====== Information provided ======

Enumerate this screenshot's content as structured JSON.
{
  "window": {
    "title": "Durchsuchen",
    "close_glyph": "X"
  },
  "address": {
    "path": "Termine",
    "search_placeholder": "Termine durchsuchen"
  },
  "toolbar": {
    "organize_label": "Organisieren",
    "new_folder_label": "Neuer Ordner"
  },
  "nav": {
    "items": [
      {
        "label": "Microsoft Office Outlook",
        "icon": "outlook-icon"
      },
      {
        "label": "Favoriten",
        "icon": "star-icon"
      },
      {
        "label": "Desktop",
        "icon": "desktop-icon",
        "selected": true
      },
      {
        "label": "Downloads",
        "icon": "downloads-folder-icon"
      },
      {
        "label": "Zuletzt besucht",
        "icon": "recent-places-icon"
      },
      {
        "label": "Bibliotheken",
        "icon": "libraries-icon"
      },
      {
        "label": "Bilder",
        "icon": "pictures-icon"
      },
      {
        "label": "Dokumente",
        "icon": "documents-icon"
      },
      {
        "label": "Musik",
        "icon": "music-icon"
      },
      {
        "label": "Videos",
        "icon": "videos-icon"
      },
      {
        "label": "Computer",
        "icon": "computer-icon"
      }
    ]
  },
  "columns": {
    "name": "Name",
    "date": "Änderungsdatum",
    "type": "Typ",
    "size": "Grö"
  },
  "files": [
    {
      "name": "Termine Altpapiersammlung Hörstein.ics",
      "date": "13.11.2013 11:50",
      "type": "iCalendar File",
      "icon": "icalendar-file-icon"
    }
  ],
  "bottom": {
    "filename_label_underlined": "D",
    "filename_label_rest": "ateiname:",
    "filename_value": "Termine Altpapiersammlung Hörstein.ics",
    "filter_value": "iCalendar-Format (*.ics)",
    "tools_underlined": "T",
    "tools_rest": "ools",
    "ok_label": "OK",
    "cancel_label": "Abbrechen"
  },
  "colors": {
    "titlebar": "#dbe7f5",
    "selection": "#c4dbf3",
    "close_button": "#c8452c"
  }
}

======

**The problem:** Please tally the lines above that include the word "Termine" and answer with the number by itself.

**Solution for this problem:** 4